_Activity_
Return every line of the listing below so that it matches the original exactly.
*** Opening of The data ***
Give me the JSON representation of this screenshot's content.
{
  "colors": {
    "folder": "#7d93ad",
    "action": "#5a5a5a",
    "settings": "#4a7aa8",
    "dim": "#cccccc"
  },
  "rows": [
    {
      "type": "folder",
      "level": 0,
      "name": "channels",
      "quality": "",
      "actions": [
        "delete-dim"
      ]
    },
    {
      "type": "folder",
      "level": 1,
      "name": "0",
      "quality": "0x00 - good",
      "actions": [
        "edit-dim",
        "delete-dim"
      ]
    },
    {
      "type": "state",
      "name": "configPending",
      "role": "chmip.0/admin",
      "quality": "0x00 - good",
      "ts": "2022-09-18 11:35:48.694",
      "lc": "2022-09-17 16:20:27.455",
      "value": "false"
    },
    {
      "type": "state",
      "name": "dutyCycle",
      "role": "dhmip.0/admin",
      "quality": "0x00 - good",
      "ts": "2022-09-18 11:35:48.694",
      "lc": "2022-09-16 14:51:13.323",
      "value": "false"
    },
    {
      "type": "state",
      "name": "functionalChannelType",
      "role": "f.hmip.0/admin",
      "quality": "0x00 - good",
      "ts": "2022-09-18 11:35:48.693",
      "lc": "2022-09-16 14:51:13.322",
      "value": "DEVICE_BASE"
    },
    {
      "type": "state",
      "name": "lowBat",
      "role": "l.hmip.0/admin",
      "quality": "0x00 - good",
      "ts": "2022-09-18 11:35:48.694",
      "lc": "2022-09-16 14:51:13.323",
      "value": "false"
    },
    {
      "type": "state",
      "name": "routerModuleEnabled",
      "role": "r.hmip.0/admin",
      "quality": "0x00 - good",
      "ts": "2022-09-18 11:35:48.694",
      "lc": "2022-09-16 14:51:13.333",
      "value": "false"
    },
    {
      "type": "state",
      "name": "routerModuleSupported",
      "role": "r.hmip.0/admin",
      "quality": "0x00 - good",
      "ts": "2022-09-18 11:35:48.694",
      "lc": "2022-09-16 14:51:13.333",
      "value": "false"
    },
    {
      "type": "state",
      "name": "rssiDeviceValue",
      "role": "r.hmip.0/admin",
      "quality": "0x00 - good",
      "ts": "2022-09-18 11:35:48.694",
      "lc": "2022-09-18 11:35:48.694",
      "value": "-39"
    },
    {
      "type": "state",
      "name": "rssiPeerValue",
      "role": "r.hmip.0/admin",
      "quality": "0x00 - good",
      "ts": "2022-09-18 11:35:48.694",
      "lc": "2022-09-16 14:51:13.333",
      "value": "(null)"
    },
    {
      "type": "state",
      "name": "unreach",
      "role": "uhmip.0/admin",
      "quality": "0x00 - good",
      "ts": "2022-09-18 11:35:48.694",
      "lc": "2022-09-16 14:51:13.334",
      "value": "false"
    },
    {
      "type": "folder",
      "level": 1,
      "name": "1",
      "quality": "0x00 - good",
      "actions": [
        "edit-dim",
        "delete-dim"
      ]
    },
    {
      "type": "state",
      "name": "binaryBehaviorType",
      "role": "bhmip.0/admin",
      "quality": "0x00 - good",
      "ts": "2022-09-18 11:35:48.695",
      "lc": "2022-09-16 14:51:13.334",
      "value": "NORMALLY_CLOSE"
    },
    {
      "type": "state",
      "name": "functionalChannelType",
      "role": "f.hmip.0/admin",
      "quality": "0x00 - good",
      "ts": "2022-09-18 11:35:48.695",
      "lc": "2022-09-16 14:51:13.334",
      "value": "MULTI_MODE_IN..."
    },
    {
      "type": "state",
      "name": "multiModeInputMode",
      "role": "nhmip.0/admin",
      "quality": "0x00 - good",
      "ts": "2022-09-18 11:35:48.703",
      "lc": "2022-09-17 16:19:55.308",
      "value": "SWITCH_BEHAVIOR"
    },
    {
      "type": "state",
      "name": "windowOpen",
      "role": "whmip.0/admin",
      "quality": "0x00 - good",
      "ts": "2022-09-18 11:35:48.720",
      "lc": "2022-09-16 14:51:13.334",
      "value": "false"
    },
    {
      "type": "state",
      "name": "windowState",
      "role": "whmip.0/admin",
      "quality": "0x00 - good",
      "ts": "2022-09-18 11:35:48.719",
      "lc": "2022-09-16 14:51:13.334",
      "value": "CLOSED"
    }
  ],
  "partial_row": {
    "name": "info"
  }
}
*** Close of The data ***
_Answer to this exercise_
Give me the JSON representation of this screenshot's content.
{
  "colors": {
    "folder": "#7d93ad",
    "action": "#5a5a5a",
    "settings": "#4a7aa8",
    "dim": "#cccccc"
  },
  "rows": [
    {
      "type": "folder",
      "level": 0,
      "name": "channels",
      "quality": "",
      "actions": [
        "delete-dim"
      ]
    },
    {
      "type": "folder",
      "level": 1,
      "name": "0",
      "quality": "0x00 - good",
      "actions": [
        "edit-dim",
        "delete-dim"
      ]
    },
    {
      "type": "state",
      "name": "configPending",
      "role": "chmip.0/admin",
      "quality": "0x00 - good",
      "ts": "2022-09-18 11:35:48.694",
      "lc": "2022-09-17 16:20:27.455",
      "value": "false"
    },
    {
      "type": "state",
      "name": "dutyCycle",
      "role": "dhmip.0/admin",
      "quality": "0x00 - good",
      "ts": "2022-09-18 11:35:48.694",
      "lc": "2022-09-16 14:51:13.323",
      "value": "false"
    },
    {
      "type": "state",
      "name": "functionalChannelType",
      "role": "f.hmip.0/admin",
      "quality": "0x00 - good",
      "ts": "2022-09-18 11:35:48.693",
      "lc": "2022-09-16 14:51:13.322",
      "value": "DEVICE_BASE"
    },
    {
      "type": "state",
      "name": "lowBat",
      "role": "l.hmip.0/admin",
      "quality": "0x00 - good",
      "ts": "2022-09-18 11:35:48.694",
      "lc": "2022-09-16 14:51:13.323",
      "value": "false"
    },
    {
      "type": "state",
      "name": "routerModuleEnabled",
      "role": "r.hmip.0/admin",
      "quality": "0x00 - good",
      "ts": "2022-09-18 11:35:48.694",
      "lc": "2022-09-16 14:51:13.333",
      "value": "false"
    },
    {
      "type": "state",
      "name": "routerModuleSupported",
      "role": "r.hmip.0/admin",
      "quality": "0x00 - good",
      "ts": "2022-09-18 11:35:48.694",
      "lc": "2022-09-16 14:51:13.333",
      "value": "false"
    },
    {
      "type": "state",
      "name": "rssiDeviceValue",
      "role": "r.hmip.0/admin",
      "quality": "0x00 - good",
      "ts": "2022-09-18 11:35:48.694",
      "lc": "2022-09-18 11:35:48.694",
      "value": "-39"
    },
    {
      "type": "state",
      "name": "rssiPeerValue",
      "role": "r.hmip.0/admin",
      "quality": "0x00 - good",
      "ts": "2022-09-18 11:35:48.694",
      "lc": "2022-09-16 14:51:13.333",
      "value": "(null)"
    },
    {
      "type": "state",
      "name": "unreach",
      "role": "uhmip.0/admin",
      "quality": "0x00 - good",
      "ts": "2022-09-18 11:35:48.694",
      "lc": "2022-09-16 14:51:13.334",
      "value": "false"
    },
    {
      "type": "folder",
      "level": 1,
      "name": "1",
      "quality": "0x00 - good",
      "actions": [
        "edit-dim",
        "delete-dim"
      ]
    },
    {
      "type": "state",
      "name": "binaryBehaviorType",
      "role": "bhmip.0/admin",
      "quality": "0x00 - good",
      "ts": "2022-09-18 11:35:48.695",
      "lc": "2022-09-16 14:51:13.334",
      "value": "NORMALLY_CLOSE"
    },
    {
      "type": "state",
      "name": "functionalChannelType",
      "role": "f.hmip.0/admin",
      "quality": "0x00 - good",
      "ts": "2022-09-18 11:35:48.695",
      "lc": "2022-09-16 14:51:13.334",
      "value": "MULTI_MODE_IN..."
    },
    {
      "type": "state",
      "name": "multiModeInputMode",
      "role": "nhmip.0/admin",
      "quality": "0x00 - good",
      "ts": "2022-09-18 11:35:48.703",
      "lc": "2022-09-17 16:19:55.308",
      "value": "SWITCH_BEHAVIOR"
    },
    {
      "type": "state",
      "name": "windowOpen",
      "role": "whmip.0/admin",
      "quality": "0x00 - good",
      "ts": "2022-09-18 11:35:48.720",
      "lc": "2022-09-16 14:51:13.334",
      "value": "false"
    },
    {
      "type": "state",
      "name": "windowState",
      "role": "whmip.0/admin",
      "quality": "0x00 - good",
      "ts": "2022-09-18 11:35:48.719",
      "lc": "2022-09-16 14:51:13.334",
      "value": "CLOSED"
    }
  ],
  "partial_row": {
    "name": "info"
  }
}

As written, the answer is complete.